> [Recorded data]
---
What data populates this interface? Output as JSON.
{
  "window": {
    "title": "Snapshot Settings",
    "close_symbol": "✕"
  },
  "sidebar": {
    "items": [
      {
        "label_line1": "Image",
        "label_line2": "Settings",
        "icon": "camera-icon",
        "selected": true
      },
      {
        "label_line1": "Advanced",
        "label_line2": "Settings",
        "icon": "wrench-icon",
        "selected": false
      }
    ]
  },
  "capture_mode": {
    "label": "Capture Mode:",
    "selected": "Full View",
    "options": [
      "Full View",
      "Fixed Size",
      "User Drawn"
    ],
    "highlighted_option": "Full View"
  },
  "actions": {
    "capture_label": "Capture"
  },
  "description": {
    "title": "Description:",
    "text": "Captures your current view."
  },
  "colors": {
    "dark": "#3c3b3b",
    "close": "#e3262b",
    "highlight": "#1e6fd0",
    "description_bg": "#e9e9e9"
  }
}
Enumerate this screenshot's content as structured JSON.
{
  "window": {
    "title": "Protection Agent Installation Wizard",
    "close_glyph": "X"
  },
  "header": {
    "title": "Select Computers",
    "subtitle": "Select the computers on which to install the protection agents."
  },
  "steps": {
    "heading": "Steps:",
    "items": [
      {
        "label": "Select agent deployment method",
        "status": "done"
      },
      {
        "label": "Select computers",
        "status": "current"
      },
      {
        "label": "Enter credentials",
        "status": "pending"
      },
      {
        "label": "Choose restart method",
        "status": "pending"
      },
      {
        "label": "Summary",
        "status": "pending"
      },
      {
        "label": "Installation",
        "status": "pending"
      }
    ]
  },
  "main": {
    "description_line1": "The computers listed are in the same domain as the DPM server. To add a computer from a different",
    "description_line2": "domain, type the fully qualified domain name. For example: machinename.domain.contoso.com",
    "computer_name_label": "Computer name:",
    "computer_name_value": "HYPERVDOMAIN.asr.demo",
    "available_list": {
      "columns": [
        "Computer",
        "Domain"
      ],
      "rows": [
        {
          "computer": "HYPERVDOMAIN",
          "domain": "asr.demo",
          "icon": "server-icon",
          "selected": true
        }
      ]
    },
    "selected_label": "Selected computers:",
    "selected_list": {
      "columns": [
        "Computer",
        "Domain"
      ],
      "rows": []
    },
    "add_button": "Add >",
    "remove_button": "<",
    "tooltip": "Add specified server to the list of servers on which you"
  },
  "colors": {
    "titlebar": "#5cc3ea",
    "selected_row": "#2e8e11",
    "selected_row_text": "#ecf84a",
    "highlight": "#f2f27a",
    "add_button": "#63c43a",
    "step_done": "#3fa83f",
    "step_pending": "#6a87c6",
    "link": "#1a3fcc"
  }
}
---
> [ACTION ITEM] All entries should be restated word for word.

> [SOLUTION TO THIS TASK]
What data populates this interface? Output as JSON.
{
  "window": {
    "title": "Snapshot Settings",
    "close_symbol": "✕"
  },
  "sidebar": {
    "items": [
      {
        "label_line1": "Image",
        "label_line2": "Settings",
        "icon": "camera-icon",
        "selected": true
      },
      {
        "label_line1": "Advanced",
        "label_line2": "Settings",
        "icon": "wrench-icon",
        "selected": false
      }
    ]
  },
  "capture_mode": {
    "label": "Capture Mode:",
    "selected": "Full View",
    "options": [
      "Full View",
      "Fixed Size",
      "User Drawn"
    ],
    "highlighted_option": "Full View"
  },
  "actions": {
    "capture_label": "Capture"
  },
  "description": {
    "title": "Description:",
    "text": "Captures your current view."
  },
  "colors": {
    "dark": "#3c3b3b",
    "close": "#e3262b",
    "highlight": "#1e6fd0",
    "description_bg": "#e9e9e9"
  }
}
Enumerate this screenshot's content as structured JSON.
{
  "window": {
    "title": "Protection Agent Installation Wizard",
    "close_glyph": "X"
  },
  "header": {
    "title": "Select Computers",
    "subtitle": "Select the computers on which to install the protection agents."
  },
  "steps": {
    "heading": "Steps:",
    "items": [
      {
        "label": "Select agent deployment method",
        "status": "done"
      },
      {
        "label": "Select computers",
        "status": "current"
      },
      {
        "label": "Enter credentials",
        "status": "pending"
      },
      {
        "label": "Choose restart method",
        "status": "pending"
      },
      {
        "label": "Summary",
        "status": "pending"
      },
      {
        "label": "Installation",
        "status": "pending"
      }
    ]
  },
  "main": {
    "description_line1": "The computers listed are in the same domain as the DPM server. To add a computer from a different",
    "description_line2": "domain, type the fully qualified domain name. For example: machinename.domain.contoso.com",
    "computer_name_label": "Computer name:",
    "computer_name_value": "HYPERVDOMAIN.asr.demo",
    "available_list": {
      "columns": [
        "Computer",
        "Domain"
      ],
      "rows": [
        {
          "computer": "HYPERVDOMAIN",
          "domain": "asr.demo",
          "icon": "server-icon",
          "selected": true
        }
      ]
    },
    "selected_label": "Selected computers:",
    "selected_list": {
      "columns": [
        "Computer",
        "Domain"
      ],
      "rows": []
    },
    "add_button": "Add >",
    "remove_button": "<",
    "tooltip": "Add specified server to the list of servers on which you"
  },
  "colors": {
    "titlebar": "#5cc3ea",
    "selected_row": "#2e8e11",
    "selected_row_text": "#ecf84a",
    "highlight": "#f2f27a",
    "add_button": "#63c43a",
    "step_done": "#3fa83f",
    "step_pending": "#6a87c6",
    "link": "#1a3fcc"
  }
}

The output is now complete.